# file: .htaccess Deny From All
During the bootsrap process of your app, the collector is called to walk through that directory and gather the data from all the files:
// file: bootstrap.php // load static data YourProject_StaticData::getInstance()->collectStaticData();
These files are pretty much standard config files, so they are readable via php’s function parse_ini_file. That function has two major limitations: It cannot handle hierarchy beyond two levels and it breaks when it encounters a quote character in a value. These limitations are discussed elsewhere, but with this static data collector we can at least push the first one a level further away. A data file could look like this:
# file: mailconfig.data [smtp] host = somehost.tld auth = true username = firstname.lastname@example.org password = somepass [lists] whitelist = "email@example.com,firstname.lastname@example.org" blacklist = "email@example.com" [options] checkwhitelist = false checkblacklist = true # ...
To get the connection data to the applications’s smtp account, you’d simply call:
$smtpConfig = YourProject_StaticData::getInstance()->getSubSection('mailconfig','smtp');
Fairly easy to use, pretty and readable. And it also is very handy for something that *very* often annoys me when looking into some client’s code: establishing a connection to a database. To different databases in most cases, for development, testing and deployment. I’ve seen pretty awkward attempts to handle this – but it can be done with one line of code, regardless of where the code is running. Say, you use Doctrine as ORM for your database, and have a data file like the following, using host names as keys (besides all my love for the NoSQL movement, I run into a mysql database on nearly every project):
# file: dbms.data project.local = "mysql://user:pass@localhost/project_db" test.project.tld = "mysql://testuser:firstname.lastname@example.org/test_project_db" project.tld = "mysql://user:email@example.com/project_db"
you can easily connect to your database by defining a constant that contains the current host name (wich is a good idea, in general) and call
// file: bootstrap.php //set up a connection Doctrine_Manager::connection( YourProject_StaticData::getInstance()->getSubSection('dbms',HOST), 'mainConnection' )->setCharset("utf8");
Clean and short. And independant from your location – just see to it that your data file contains the right connection data for each host, and never touch that line of code in your bootstrapping process again.

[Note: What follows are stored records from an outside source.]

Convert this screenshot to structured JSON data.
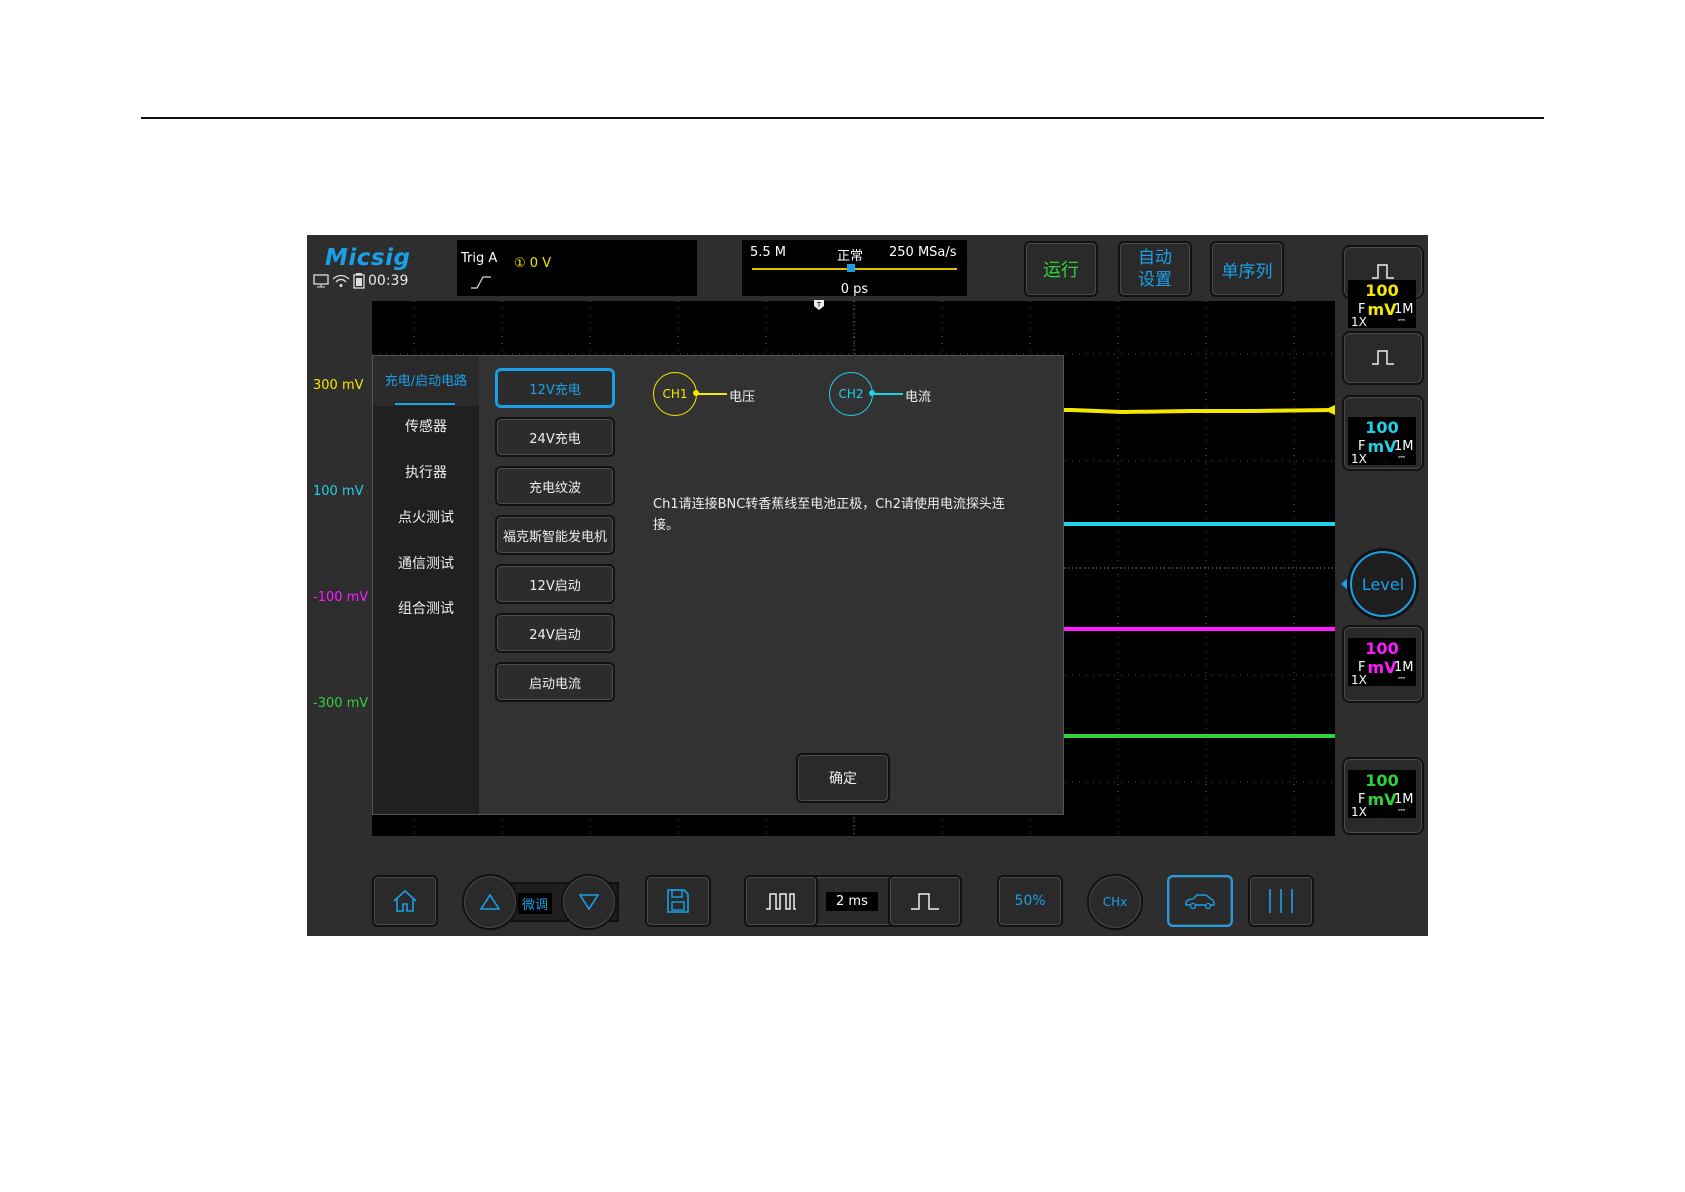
{
  "brand": "Micsig",
  "status": {
    "time": "00:39"
  },
  "trigger": {
    "label": "Trig  A",
    "level": "① 0  V"
  },
  "acquisition": {
    "depth": "5.5 M",
    "mode": "正常",
    "rate": "250 MSa/s",
    "offset": "0 ps"
  },
  "top_buttons": {
    "run": "运行",
    "auto_line1": "自动",
    "auto_line2": "设置",
    "sequence": "单序列"
  },
  "voltage_markers": [
    {
      "label": "300 mV",
      "color": "#f5e600"
    },
    {
      "label": "100 mV",
      "color": "#1fd1e6"
    },
    {
      "label": "-100 mV",
      "color": "#ff1aff"
    },
    {
      "label": "-300 mV",
      "color": "#2fd23a"
    }
  ],
  "dialog": {
    "categories": [
      "充电/启动电路",
      "传感器",
      "执行器",
      "点火测试",
      "通信测试",
      "组合测试"
    ],
    "selected_category": "充电/启动电路",
    "subitems": [
      "12V充电",
      "24V充电",
      "充电纹波",
      "福克斯智能发电机",
      "12V启动",
      "24V启动",
      "启动电流"
    ],
    "selected_subitem": "12V充电",
    "ch1": {
      "name": "CH1",
      "signal": "电压",
      "color": "#f5e600"
    },
    "ch2": {
      "name": "CH2",
      "signal": "电流",
      "color": "#1fd1e6"
    },
    "instruction": "Ch1请连接BNC转香蕉线至电池正极，Ch2请使用电流探头连接。",
    "confirm": "确定"
  },
  "channels": [
    {
      "scale": "100 mV",
      "coupling": "F",
      "impedance": "1M",
      "probe": "1X",
      "color": "#f5e600"
    },
    {
      "scale": "100 mV",
      "coupling": "F",
      "impedance": "1M",
      "probe": "1X",
      "color": "#1fd1e6"
    },
    {
      "scale": "100 mV",
      "coupling": "F",
      "impedance": "1M",
      "probe": "1X",
      "color": "#ff1aff"
    },
    {
      "scale": "100 mV",
      "coupling": "F",
      "impedance": "1M",
      "probe": "1X",
      "color": "#2fd23a"
    }
  ],
  "level_button": "Level",
  "bottom": {
    "fine": "微调",
    "timebase": "2 ms",
    "fifty": "50%",
    "chx": "CHx"
  },
  "icons": [
    "monitor-icon",
    "wifi-icon",
    "battery-icon",
    "home-icon",
    "up-triangle-icon",
    "down-triangle-icon",
    "save-icon",
    "wide-pulse-icon",
    "narrow-pulse-icon",
    "car-icon",
    "cursor-icon"
  ]
}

The PHP class uses the singleton design pattern (as you already know from the code above), and is less than 100 lines of code in size. Including doc. It’s as simple as it is handy. And it can be easily extended – if the need arises, what never happened to me.
I hope you can find it as useful as I do!
You can grab the file over here: StaticData.php